The Office of National AIDS Policy (ONAP) is part of the White House Domestic Policy Council and is tasked with coordinating the continuing efforts of the government to reduce the number of HIV infections across the United States. The Office emphasizes prevention through wide-ranging education initiatives and helps to coordinate the care and treatment of citizens with HIV/AIDS.
In the U.S., there has been important progress in providing care and treatment to people living with HIV/AIDS, including housing and other essential supports, and in preventing new infections through reductions in the transmission rate of HIV. In addition, there have been important advances in the broad research agenda to find a cure, develop better treatments, and develop new interventions to prevent new infections.

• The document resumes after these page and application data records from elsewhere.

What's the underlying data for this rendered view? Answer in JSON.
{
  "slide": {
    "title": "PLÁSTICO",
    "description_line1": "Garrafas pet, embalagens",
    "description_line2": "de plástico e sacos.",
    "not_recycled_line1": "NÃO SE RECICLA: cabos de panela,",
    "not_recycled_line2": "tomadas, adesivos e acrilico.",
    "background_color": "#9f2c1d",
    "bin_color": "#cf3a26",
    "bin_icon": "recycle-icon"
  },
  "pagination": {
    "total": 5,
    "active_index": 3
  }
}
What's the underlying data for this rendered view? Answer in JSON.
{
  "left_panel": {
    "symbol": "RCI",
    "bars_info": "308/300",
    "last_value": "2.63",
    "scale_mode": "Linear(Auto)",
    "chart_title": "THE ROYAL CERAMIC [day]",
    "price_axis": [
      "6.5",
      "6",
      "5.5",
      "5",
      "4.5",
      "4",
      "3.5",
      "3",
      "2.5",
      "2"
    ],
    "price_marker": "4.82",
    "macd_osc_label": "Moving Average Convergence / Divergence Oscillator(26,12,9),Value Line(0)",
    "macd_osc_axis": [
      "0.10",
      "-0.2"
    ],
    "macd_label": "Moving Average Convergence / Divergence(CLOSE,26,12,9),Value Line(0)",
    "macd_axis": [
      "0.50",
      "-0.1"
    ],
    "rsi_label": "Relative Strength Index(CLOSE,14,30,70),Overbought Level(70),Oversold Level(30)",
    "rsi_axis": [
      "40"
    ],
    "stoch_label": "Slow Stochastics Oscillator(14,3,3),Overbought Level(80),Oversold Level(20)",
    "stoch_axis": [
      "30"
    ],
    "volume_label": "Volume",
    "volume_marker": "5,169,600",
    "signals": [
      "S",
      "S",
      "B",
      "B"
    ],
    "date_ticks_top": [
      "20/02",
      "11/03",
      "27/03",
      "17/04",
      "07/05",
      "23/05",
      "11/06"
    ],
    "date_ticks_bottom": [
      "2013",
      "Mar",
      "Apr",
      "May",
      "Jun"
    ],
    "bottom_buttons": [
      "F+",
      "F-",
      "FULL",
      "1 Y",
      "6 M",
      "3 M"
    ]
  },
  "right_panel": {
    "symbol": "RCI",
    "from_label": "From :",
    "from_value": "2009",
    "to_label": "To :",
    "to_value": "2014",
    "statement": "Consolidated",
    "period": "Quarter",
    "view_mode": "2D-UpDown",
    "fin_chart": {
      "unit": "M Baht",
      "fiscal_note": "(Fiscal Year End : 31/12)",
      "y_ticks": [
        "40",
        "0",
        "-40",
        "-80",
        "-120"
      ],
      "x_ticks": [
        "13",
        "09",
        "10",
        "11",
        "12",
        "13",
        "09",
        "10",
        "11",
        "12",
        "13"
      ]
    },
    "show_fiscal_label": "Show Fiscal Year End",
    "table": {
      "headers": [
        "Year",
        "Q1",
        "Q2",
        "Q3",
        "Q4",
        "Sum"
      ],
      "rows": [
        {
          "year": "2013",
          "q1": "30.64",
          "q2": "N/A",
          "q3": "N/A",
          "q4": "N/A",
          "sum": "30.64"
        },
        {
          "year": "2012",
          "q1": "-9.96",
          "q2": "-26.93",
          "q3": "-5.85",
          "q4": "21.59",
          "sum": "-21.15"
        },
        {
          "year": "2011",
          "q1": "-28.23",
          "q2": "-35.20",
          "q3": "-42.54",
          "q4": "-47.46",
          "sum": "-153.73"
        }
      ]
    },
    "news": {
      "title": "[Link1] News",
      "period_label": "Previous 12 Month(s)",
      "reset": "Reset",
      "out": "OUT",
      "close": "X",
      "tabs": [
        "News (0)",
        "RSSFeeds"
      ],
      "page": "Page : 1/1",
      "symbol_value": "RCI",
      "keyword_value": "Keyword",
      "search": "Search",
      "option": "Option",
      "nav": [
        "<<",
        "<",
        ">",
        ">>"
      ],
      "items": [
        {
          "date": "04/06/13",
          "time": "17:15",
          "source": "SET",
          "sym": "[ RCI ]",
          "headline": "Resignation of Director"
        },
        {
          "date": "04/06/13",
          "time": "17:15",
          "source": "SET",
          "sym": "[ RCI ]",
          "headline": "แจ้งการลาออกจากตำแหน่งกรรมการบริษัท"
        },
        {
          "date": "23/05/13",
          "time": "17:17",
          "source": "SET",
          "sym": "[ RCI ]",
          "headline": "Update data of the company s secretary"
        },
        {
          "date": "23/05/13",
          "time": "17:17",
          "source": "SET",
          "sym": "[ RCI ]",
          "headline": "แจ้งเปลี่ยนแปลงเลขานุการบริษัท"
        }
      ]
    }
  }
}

ONAP also coordinates with the National Security Council and the Office of the Global AIDS Coordinator, and works with international bodies to ensure that America’s response to the global pandemic is fully integrated with other prevention, care, and treatment efforts around the world. Through the U.S. President's Emergency Plan for AIDS Relief (PEPFAR) initiative, the U.S. has made enormous progress in responding to the global HIV/AIDS pandemic, working with countries heavily impacted by HIV/AIDS to help expand access to treatment, care, and prevention.
As the HIV/AIDS pandemic approaches its thirtieth year, these successes give us much to celebrate, but much work remains to be done. With more than 56,000 new infections in the United States each year, we must do more as a nation to stop the spread of HIV infection. President Obama is committed to re-focusing public attention on the domestic HIV/AIDS epidemic. At the same time, the Administration is committed to our ongoing efforts to ameliorate the global pandemic.